From an analog to a digital age
In commercial and industrial lighting system, 0-10V DC can control dimmable ballasts and drivers. While 0-10V is a simple control system to understand and implement as it requires only one pair of wires per light, an advanced system could easily have hundreds of lights and zones, that is hundreds of wires. The main challenge is managing the cables and connectors that are required and the associated high costs. In addition, an external lighting relay is often required to switch off 0-10V ballasts. Unfortunately, analog cabling systems remain extremely difficult to modify in the use of lighting control zones.
In response of the advancement of technology and the increasing demand for a fully addressable building system, the international standard of lighting control, DALI or Digital Addressable Lighting Interface, was developed to address the drawbacks of older analog DC voltage controls. DALI protocol provides a single interface for all electronic control gear (light sources) and electronic control devices (lighting controllers). It has a network of up to 64 DALI light sources which includes ballasts, drivers, relays, emergency lighting, etc. DALI lights are controlled by commands that can be sent to individual light, to group of lights or broadcast to all lights on the line.

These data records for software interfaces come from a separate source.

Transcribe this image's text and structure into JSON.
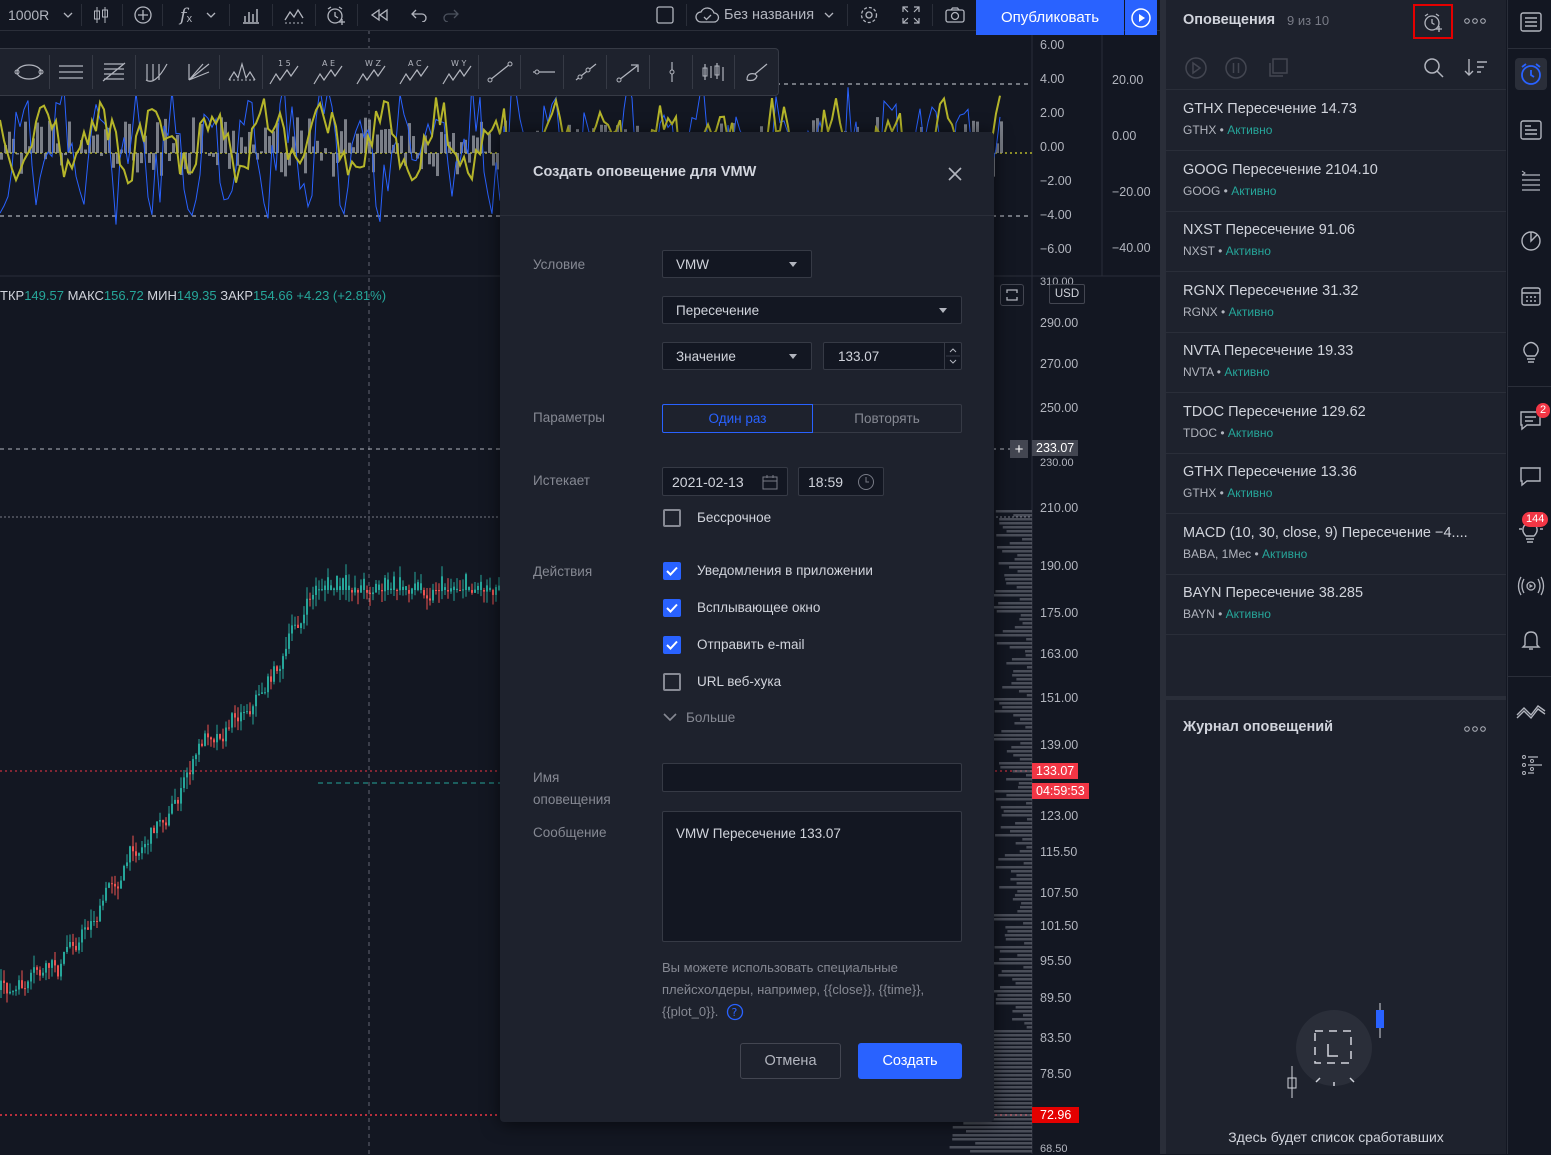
{
  "topbar": {
    "interval": "1000R",
    "chart_name": "Без названия",
    "publish_label": "Опубликовать"
  },
  "drawing_tools": [
    "ellipse-tool",
    "channel-tool",
    "fib-tool",
    "pitchfork-tool",
    "gann-tool",
    "head-shoulders-tool",
    "elliott-impulse-tool",
    "abcde-tool",
    "wxyz-tool",
    "abcd-tool",
    "wxy-tool",
    "line-tool",
    "horizontal-ray-tool",
    "ray-tool",
    "arrow-tool",
    "vertical-line-tool",
    "bars-pattern-tool",
    "brush-tool"
  ],
  "pattern_labels": {
    "p1": "1 5",
    "p2": "A E",
    "p3": "W Z",
    "p4": "A C",
    "p5": "W Y"
  },
  "indicator_axis": {
    "left_ticks": [
      "6.00",
      "4.00",
      "2.00",
      "0.00",
      "−2.00",
      "−4.00",
      "−6.00"
    ],
    "right_ticks": [
      "20.00",
      "0.00",
      "−20.00",
      "−40.00"
    ]
  },
  "ohlc": {
    "open_label": "ТКР",
    "open": "149.57",
    "high_label": "МАКС",
    "high": "156.72",
    "low_label": "МИН",
    "low": "149.35",
    "close_label": "ЗАКР",
    "close": "154.66",
    "change": "+4.23 (+2.81%)"
  },
  "price_axis": {
    "currency": "USD",
    "top_partial": "310.00",
    "ticks": [
      "290.00",
      "270.00",
      "250.00",
      "210.00",
      "190.00",
      "175.00",
      "163.00",
      "151.00",
      "139.00",
      "123.00",
      "115.50",
      "107.50",
      "101.50",
      "95.50",
      "89.50",
      "83.50",
      "78.50",
      "68.50"
    ],
    "alert_level": "233.07",
    "alert_level_partial": "230.00",
    "current_price": "133.07",
    "countdown": "04:59:53",
    "low_marker": "72.96"
  },
  "dialog": {
    "title": "Создать оповещение для VMW",
    "condition_label": "Условие",
    "symbol": "VMW",
    "condition_type": "Пересечение",
    "value_type": "Значение",
    "value": "133.07",
    "params_label": "Параметры",
    "once_label": "Один раз",
    "repeat_label": "Повторять",
    "expires_label": "Истекает",
    "expire_date": "2021-02-13",
    "expire_time": "18:59",
    "open_ended_label": "Бессрочное",
    "actions_label": "Действия",
    "action_app": "Уведомления в приложении",
    "action_popup": "Всплывающее окно",
    "action_email": "Отправить e-mail",
    "action_webhook": "URL веб-хука",
    "more_label": "Больше",
    "name_label_1": "Имя",
    "name_label_2": "оповещения",
    "name_value": "",
    "message_label": "Сообщение",
    "message_value": "VMW Пересечение 133.07",
    "hint_1": "Вы можете использовать специальные",
    "hint_2": "плейсхолдеры, например, {{close}}, {{time}},",
    "hint_3": "{{plot_0}}.",
    "cancel_label": "Отмена",
    "create_label": "Создать"
  },
  "alerts_panel": {
    "title": "Оповещения",
    "count": "9 из 10",
    "items": [
      {
        "title": "GTHX Пересечение 14.73",
        "symbol": "GTHX",
        "status": "Активно"
      },
      {
        "title": "GOOG Пересечение 2104.10",
        "symbol": "GOOG",
        "status": "Активно"
      },
      {
        "title": "NXST Пересечение 91.06",
        "symbol": "NXST",
        "status": "Активно"
      },
      {
        "title": "RGNX Пересечение 31.32",
        "symbol": "RGNX",
        "status": "Активно"
      },
      {
        "title": "NVTA Пересечение 19.33",
        "symbol": "NVTA",
        "status": "Активно"
      },
      {
        "title": "TDOC Пересечение 129.62",
        "symbol": "TDOC",
        "status": "Активно"
      },
      {
        "title": "GTHX Пересечение 13.36",
        "symbol": "GTHX",
        "status": "Активно"
      },
      {
        "title": "MACD (10, 30, close, 9) Пересечение −4....",
        "symbol": "BABA, 1Мес",
        "status": "Активно"
      },
      {
        "title": "BAYN Пересечение 38.285",
        "symbol": "BAYN",
        "status": "Активно"
      }
    ],
    "log_title": "Журнал оповещений",
    "log_empty": "Здесь будет список сработавших"
  },
  "sidebar": {
    "chat_badge": "2",
    "ideas_badge": "144"
  },
  "colors": {
    "accent": "#2962ff",
    "up": "#26a69a",
    "down": "#ef5350",
    "alert_line": "#f23645",
    "highlight": "#e40000"
  }
}
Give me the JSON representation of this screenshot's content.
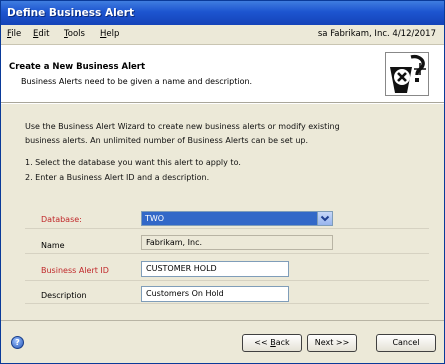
{
  "window": {
    "title": "Define Business Alert"
  },
  "menubar": {
    "items": [
      {
        "accel": "F",
        "rest": "ile"
      },
      {
        "accel": "E",
        "rest": "dit"
      },
      {
        "accel": "T",
        "rest": "ools"
      },
      {
        "accel": "H",
        "rest": "elp"
      }
    ],
    "status": "sa  Fabrikam, Inc.  4/12/2017"
  },
  "header": {
    "title": "Create a New Business Alert",
    "subtitle": "Business Alerts need to be given a name and description."
  },
  "intro": {
    "line1": "Use the Business Alert Wizard to create new business alerts or modify existing",
    "line2": "business alerts. An unlimited number of Business Alerts can be set up."
  },
  "steps": {
    "step1": "1. Select the database you want this alert to apply to.",
    "step2": "2. Enter a Business Alert ID and a description."
  },
  "form": {
    "database_label": "Database:",
    "database_value": "TWO",
    "name_label": "Name",
    "name_value": "Fabrikam, Inc.",
    "alert_id_label": "Business Alert ID",
    "alert_id_value": "CUSTOMER HOLD",
    "description_label": "Description",
    "description_value": "Customers On Hold"
  },
  "buttons": {
    "back_prefix": "<< ",
    "back_accel": "B",
    "back_rest": "ack",
    "next": "Next >>",
    "cancel": "Cancel"
  },
  "colors": {
    "titlebar": "#1d55d0",
    "required_label": "#c0282a",
    "selected_field": "#3268c8",
    "dialog_bg": "#ece9d8"
  },
  "icons": {
    "header": "alert-wizard-icon",
    "help": "help-icon",
    "dropdown": "chevron-down-icon"
  }
}
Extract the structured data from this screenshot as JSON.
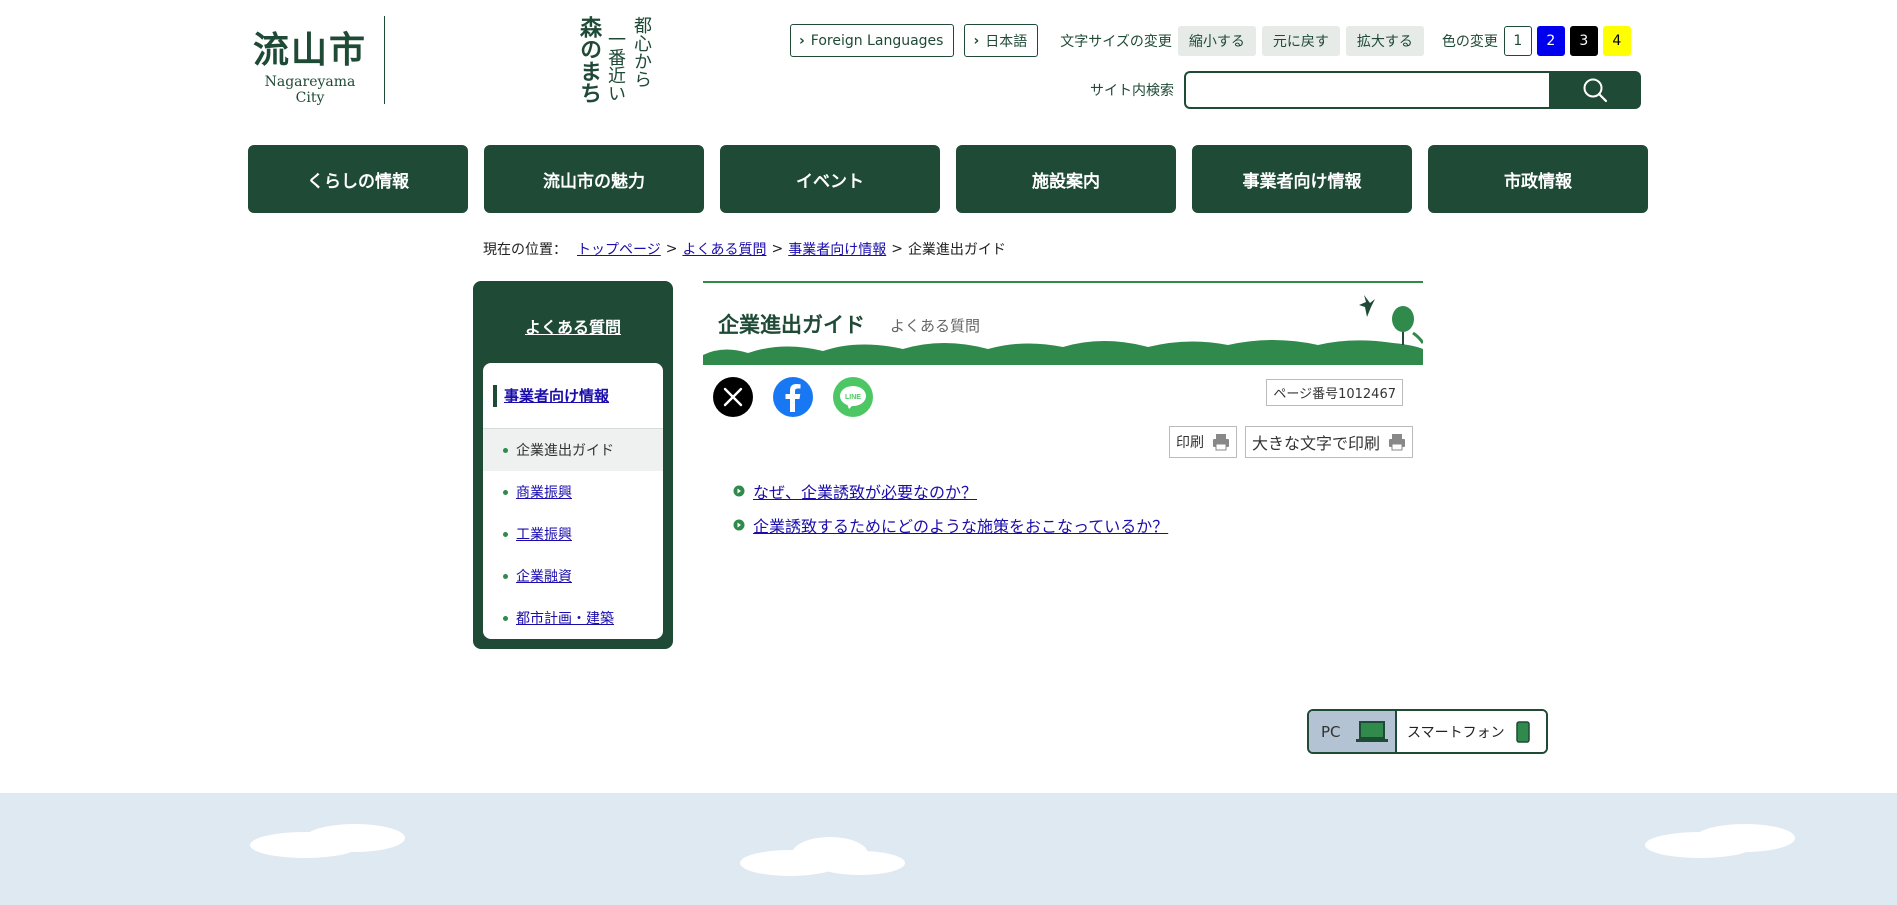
{
  "logo": {
    "city_kanji": "流山市",
    "city_roman": "Nagareyama City",
    "slogan_lines": [
      "都心から",
      "一番近い",
      "森のまち"
    ]
  },
  "header": {
    "foreign_languages": "Foreign Languages",
    "japanese": "日本語",
    "font_size_label": "文字サイズの変更",
    "font_size_buttons": [
      "縮小する",
      "元に戻す",
      "拡大する"
    ],
    "color_label": "色の変更",
    "color_buttons": [
      {
        "label": "1",
        "bg": "#ffffff",
        "fg": "#1f4a36",
        "border": "#1f4a36"
      },
      {
        "label": "2",
        "bg": "#0000ee",
        "fg": "#ffffff",
        "border": "#0000ee"
      },
      {
        "label": "3",
        "bg": "#000000",
        "fg": "#ffffff",
        "border": "#000000"
      },
      {
        "label": "4",
        "bg": "#ffff00",
        "fg": "#000000",
        "border": "#ffff00"
      }
    ],
    "search_label": "サイト内検索",
    "search_value": ""
  },
  "nav": {
    "items": [
      "くらしの情報",
      "流山市の魅力",
      "イベント",
      "施設案内",
      "事業者向け情報",
      "市政情報"
    ]
  },
  "breadcrumb": {
    "label": "現在の位置：",
    "links": [
      "トップページ",
      "よくある質問",
      "事業者向け情報"
    ],
    "current": "企業進出ガイド",
    "separator": ">"
  },
  "sidebar": {
    "title": "よくある質問",
    "section": "事業者向け情報",
    "items": [
      {
        "label": "企業進出ガイド",
        "current": true
      },
      {
        "label": "商業振興",
        "current": false
      },
      {
        "label": "工業振興",
        "current": false
      },
      {
        "label": "企業融資",
        "current": false
      },
      {
        "label": "都市計画・建築",
        "current": false
      }
    ]
  },
  "main": {
    "title": "企業進出ガイド",
    "category": "よくある質問",
    "page_number": "ページ番号1012467",
    "social": [
      "x-icon",
      "facebook-icon",
      "line-icon"
    ],
    "print": "印刷",
    "print_large": "大きな文字で印刷",
    "faq_links": [
      "なぜ、企業誘致が必要なのか？",
      "企業誘致するためにどのような施策をおこなっているか？"
    ]
  },
  "device_switch": {
    "pc": "PC",
    "smartphone": "スマートフォン"
  },
  "colors": {
    "brand": "#1f4a36",
    "accent_green": "#2f8a4b",
    "link": "#1a0dab",
    "footer_sky": "#dfe9f2"
  }
}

Advantages of the DALI protocol
A flexible management of lighting
DALI (Digital Addressable Lighting Interface) is an open protocol that is supported by different electronic ballast and drivers manufacturers. It was originally developed to enable digital control, configuration and querying of fluorescent ballasts, replacing the simple, one-way, broadcast-like operation of 0/1-10V analog control. DALI protocol allows to manage and to digitally control a lighting installation via a two-wire communication bus commonly referred to as a “DALI channel”. The digital nature of DALI allows bidirectional communication between devices so that a device can report a failure, or answer a query about its status or other information.
Furthermore, the DALI devices can be programmed to operate in groups, which provides considerable flexibility since the lighting systems can be reconfigured by software programming, without the need to change the wiring. Indeed, this protocol allows the simplicity of programming and eases its modification without having to physically intervene on the installation.
Simplicity and cost reduction
DALI also provides communication and a simplified installation that offers a maximum of commands, which eases the cabling and reduces the cost of installation. In addition, more importantly, the open standard allows the interchangeability of DALI drivers and devices from different manufacturers. Furthermore, many accessories such as sensors, switches, are powered by the DALI channel. They do not have to be powered by external power supplies, which eases their installation. Moreover, energy costs are reduced by the use of daylight management and by standard controls such as occupancy sensor and light sensor.
One can say that the DALI protocol is a real revolution in building automation field. Direct digital control and programming of the lighting system help to ease its integration in a complete building automation system, that use other protocols such as BACnet. In recent years important improvements had been brought to the DALI protocol and led to a new generation, internationally called DALI 2.